-- Problem to work on --
Retype the whole listing exactly.

-- Material provided --

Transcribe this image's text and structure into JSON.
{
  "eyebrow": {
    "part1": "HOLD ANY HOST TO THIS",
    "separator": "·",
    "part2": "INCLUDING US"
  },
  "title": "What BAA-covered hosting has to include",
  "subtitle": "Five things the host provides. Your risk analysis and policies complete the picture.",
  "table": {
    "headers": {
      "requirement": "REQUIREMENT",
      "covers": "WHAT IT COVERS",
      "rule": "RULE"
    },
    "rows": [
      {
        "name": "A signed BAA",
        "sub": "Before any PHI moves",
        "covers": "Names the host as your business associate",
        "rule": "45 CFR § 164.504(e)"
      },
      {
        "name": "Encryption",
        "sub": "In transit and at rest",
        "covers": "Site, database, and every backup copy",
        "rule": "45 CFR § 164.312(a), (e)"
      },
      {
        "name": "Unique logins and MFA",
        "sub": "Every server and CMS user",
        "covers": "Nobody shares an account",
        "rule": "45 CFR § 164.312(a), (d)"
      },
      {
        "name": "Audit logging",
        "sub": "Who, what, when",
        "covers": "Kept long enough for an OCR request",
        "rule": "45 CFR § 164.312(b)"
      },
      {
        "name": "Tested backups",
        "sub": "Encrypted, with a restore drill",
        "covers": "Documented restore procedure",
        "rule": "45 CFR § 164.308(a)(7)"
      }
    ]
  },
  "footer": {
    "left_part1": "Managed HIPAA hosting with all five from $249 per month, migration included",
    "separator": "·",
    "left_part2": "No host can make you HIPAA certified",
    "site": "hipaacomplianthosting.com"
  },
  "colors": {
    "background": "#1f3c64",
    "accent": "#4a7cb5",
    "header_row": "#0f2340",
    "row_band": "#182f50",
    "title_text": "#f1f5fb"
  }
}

-- Expected answer --
Transcribe this image's text and structure into JSON.
{
  "eyebrow": {
    "part1": "HOLD ANY HOST TO THIS",
    "separator": "·",
    "part2": "INCLUDING US"
  },
  "title": "What BAA-covered hosting has to include",
  "subtitle": "Five things the host provides. Your risk analysis and policies complete the picture.",
  "table": {
    "headers": {
      "requirement": "REQUIREMENT",
      "covers": "WHAT IT COVERS",
      "rule": "RULE"
    },
    "rows": [
      {
        "name": "A signed BAA",
        "sub": "Before any PHI moves",
        "covers": "Names the host as your business associate",
        "rule": "45 CFR § 164.504(e)"
      },
      {
        "name": "Encryption",
        "sub": "In transit and at rest",
        "covers": "Site, database, and every backup copy",
        "rule": "45 CFR § 164.312(a), (e)"
      },
      {
        "name": "Unique logins and MFA",
        "sub": "Every server and CMS user",
        "covers": "Nobody shares an account",
        "rule": "45 CFR § 164.312(a), (d)"
      },
      {
        "name": "Audit logging",
        "sub": "Who, what, when",
        "covers": "Kept long enough for an OCR request",
        "rule": "45 CFR § 164.312(b)"
      },
      {
        "name": "Tested backups",
        "sub": "Encrypted, with a restore drill",
        "covers": "Documented restore procedure",
        "rule": "45 CFR § 164.308(a)(7)"
      }
    ]
  },
  "footer": {
    "left_part1": "Managed HIPAA hosting with all five from $249 per month, migration included",
    "separator": "·",
    "left_part2": "No host can make you HIPAA certified",
    "site": "hipaacomplianthosting.com"
  },
  "colors": {
    "background": "#1f3c64",
    "accent": "#4a7cb5",
    "header_row": "#0f2340",
    "row_band": "#182f50",
    "title_text": "#f1f5fb"
  }
}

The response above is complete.